Polar Branch-and-Bound Algorithm for Global Non-Convex Optimization in Energy Networks
Ignacio Andres Aravena Solis | 22-FS-013
This work seeks to address two recurrent needs in energy networks: (i) determining whether a network can function under a given (possibly degraded) configuration (feasibility problem) and (ii) finding cost-optimal operating points for given demand and available supply resources (optimality problem). Currently, the available techniques to address these problems are prohibitively expensive, and system operators in practice are left with heuristic approaches with no accuracy guarantees. As an example, cascading failures in power grids can only be simulated up to the point where existing numerical techniques fail, which does not imply a blackout, but rather that the numerical method was started with bad parameters; regardless, it remains undecided whether the network can survive or not. This can cause the impacts of certain events to be overstated and others left unknown, resulting, more importantly, in misguided priorities to protect critical infrastructure against impactful events.
To prevent these shortcomings, our work developed a new global-solution approach for these problems that is also applicable to other feasibility and optimality problems with the same characteristics. The developed approach exploits elliptical structure in these problems to perform an efficient progressive adaptive partition of the search space, where each subdomain is either evaluated or discarded based on provable criteria, resulting in a proof that no solution exists or a global solution. The team developed extensions of the technique for conic structures and higher dimensions beyond the plane, greatly expanding the applicability of the approach to other problems. Test instances have shown that the proposed methodology can reduce the computational effort of solving these types of problems by a factor of four, compared with existing range (rectangular) partition approaches, and solve synthetic instances of power flow (feasibility) and optimal power flow (optimality). This provides positive evidence that our approach, in combination with existing techniques of different natures, can compute feasibility and optimality certificates in practical time frames for offline studies, where they are mostly required.

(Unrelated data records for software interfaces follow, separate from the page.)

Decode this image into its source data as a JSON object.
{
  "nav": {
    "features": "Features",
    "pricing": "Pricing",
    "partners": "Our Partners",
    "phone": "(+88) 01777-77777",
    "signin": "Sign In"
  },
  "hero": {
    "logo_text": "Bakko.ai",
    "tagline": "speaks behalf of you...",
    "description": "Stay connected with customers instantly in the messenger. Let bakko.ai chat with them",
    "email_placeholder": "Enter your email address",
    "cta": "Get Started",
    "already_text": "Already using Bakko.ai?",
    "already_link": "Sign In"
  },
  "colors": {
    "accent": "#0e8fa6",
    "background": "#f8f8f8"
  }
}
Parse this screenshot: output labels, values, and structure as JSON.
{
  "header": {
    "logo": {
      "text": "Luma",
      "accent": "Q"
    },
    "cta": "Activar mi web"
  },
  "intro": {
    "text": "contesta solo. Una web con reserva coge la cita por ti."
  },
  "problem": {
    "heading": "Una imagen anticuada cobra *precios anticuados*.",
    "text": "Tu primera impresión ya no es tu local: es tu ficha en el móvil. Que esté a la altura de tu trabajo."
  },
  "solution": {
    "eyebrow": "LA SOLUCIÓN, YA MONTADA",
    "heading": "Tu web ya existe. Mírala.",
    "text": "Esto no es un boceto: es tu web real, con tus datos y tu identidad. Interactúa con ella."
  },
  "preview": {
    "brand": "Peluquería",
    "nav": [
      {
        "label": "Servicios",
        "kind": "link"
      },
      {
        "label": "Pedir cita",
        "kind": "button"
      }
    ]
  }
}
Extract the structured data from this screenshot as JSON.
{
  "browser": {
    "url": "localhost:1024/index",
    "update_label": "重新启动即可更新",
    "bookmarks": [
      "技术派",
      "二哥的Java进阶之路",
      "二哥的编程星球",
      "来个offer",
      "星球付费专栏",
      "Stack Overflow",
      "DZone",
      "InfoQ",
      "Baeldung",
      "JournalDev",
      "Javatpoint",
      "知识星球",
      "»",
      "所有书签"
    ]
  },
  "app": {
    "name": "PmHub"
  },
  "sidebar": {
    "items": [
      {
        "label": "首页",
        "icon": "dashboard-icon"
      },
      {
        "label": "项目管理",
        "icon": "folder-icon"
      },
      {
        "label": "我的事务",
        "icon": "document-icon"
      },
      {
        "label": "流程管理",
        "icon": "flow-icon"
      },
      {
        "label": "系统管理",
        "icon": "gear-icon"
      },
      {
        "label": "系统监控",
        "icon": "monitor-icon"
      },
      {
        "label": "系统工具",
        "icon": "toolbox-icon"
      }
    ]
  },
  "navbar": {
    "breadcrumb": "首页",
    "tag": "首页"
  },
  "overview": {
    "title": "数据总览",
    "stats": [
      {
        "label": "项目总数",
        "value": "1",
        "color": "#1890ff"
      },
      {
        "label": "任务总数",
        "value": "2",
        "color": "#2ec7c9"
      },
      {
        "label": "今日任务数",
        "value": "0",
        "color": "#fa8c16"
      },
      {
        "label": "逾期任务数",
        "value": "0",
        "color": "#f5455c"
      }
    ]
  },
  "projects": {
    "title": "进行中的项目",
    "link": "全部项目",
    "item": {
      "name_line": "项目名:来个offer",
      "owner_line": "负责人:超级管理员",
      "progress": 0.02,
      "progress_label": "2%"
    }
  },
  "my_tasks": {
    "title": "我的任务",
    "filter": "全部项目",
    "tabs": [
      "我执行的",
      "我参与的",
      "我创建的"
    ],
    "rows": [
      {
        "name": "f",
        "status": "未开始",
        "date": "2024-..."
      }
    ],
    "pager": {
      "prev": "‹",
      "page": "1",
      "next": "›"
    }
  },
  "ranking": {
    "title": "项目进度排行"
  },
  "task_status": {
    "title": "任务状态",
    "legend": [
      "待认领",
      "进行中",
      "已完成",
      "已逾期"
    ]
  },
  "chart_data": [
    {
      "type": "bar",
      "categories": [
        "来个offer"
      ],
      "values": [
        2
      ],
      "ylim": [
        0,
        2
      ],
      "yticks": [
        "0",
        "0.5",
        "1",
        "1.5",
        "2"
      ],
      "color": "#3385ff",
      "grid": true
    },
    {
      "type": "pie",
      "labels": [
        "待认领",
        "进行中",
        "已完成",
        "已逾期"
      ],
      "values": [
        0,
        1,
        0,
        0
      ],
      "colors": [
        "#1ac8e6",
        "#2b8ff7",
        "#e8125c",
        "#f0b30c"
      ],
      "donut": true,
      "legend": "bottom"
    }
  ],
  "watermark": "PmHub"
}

This feasibility study marks the first step towards a practical global-solution approach for determining the operability and maximum efficiency of critical infrastructure, which results are key in achieving climate and energy resilience, as well as ensuring energy and resource security against adversaries. The resulting tools from this project will continue to be developed in support of multiple applications in E-program as we develop science and technology tools and capabilities around the core idea studied in the project to meet future national security challenges.